• _WHAT IS NEEDED_: Would you print the whole listing again, exactly?

++++++

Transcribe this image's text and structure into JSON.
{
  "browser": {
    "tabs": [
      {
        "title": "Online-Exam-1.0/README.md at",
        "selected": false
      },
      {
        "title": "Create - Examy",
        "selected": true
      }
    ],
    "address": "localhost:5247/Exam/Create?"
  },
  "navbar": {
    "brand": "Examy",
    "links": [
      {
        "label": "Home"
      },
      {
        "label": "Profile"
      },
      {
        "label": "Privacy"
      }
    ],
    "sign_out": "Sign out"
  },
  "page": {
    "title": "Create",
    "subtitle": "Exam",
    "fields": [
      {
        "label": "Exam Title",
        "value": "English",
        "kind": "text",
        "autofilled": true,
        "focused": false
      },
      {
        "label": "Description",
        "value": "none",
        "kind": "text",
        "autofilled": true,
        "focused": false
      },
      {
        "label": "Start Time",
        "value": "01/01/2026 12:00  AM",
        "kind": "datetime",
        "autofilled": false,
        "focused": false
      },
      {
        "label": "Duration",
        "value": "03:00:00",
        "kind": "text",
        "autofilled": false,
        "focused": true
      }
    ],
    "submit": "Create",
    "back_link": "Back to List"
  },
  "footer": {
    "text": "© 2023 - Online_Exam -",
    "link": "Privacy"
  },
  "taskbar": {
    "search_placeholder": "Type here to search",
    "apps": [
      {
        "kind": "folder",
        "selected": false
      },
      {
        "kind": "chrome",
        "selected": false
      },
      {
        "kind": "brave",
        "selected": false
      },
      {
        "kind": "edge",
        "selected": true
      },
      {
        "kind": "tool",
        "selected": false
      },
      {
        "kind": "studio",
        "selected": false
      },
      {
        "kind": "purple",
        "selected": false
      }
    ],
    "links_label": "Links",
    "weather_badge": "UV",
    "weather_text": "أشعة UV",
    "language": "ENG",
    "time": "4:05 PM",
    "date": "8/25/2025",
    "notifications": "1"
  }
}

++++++

• _SOLUTION TO THE PROBLEM_:
Transcribe this image's text and structure into JSON.
{
  "browser": {
    "tabs": [
      {
        "title": "Online-Exam-1.0/README.md at",
        "selected": false
      },
      {
        "title": "Create - Examy",
        "selected": true
      }
    ],
    "address": "localhost:5247/Exam/Create?"
  },
  "navbar": {
    "brand": "Examy",
    "links": [
      {
        "label": "Home"
      },
      {
        "label": "Profile"
      },
      {
        "label": "Privacy"
      }
    ],
    "sign_out": "Sign out"
  },
  "page": {
    "title": "Create",
    "subtitle": "Exam",
    "fields": [
      {
        "label": "Exam Title",
        "value": "English",
        "kind": "text",
        "autofilled": true,
        "focused": false
      },
      {
        "label": "Description",
        "value": "none",
        "kind": "text",
        "autofilled": true,
        "focused": false
      },
      {
        "label": "Start Time",
        "value": "01/01/2026 12:00  AM",
        "kind": "datetime",
        "autofilled": false,
        "focused": false
      },
      {
        "label": "Duration",
        "value": "03:00:00",
        "kind": "text",
        "autofilled": false,
        "focused": true
      }
    ],
    "submit": "Create",
    "back_link": "Back to List"
  },
  "footer": {
    "text": "© 2023 - Online_Exam -",
    "link": "Privacy"
  },
  "taskbar": {
    "search_placeholder": "Type here to search",
    "apps": [
      {
        "kind": "folder",
        "selected": false
      },
      {
        "kind": "chrome",
        "selected": false
      },
      {
        "kind": "brave",
        "selected": false
      },
      {
        "kind": "edge",
        "selected": true
      },
      {
        "kind": "tool",
        "selected": false
      },
      {
        "kind": "studio",
        "selected": false
      },
      {
        "kind": "purple",
        "selected": false
      }
    ],
    "links_label": "Links",
    "weather_badge": "UV",
    "weather_text": "أشعة UV",
    "language": "ENG",
    "time": "4:05 PM",
    "date": "8/25/2025",
    "notifications": "1"
  }
}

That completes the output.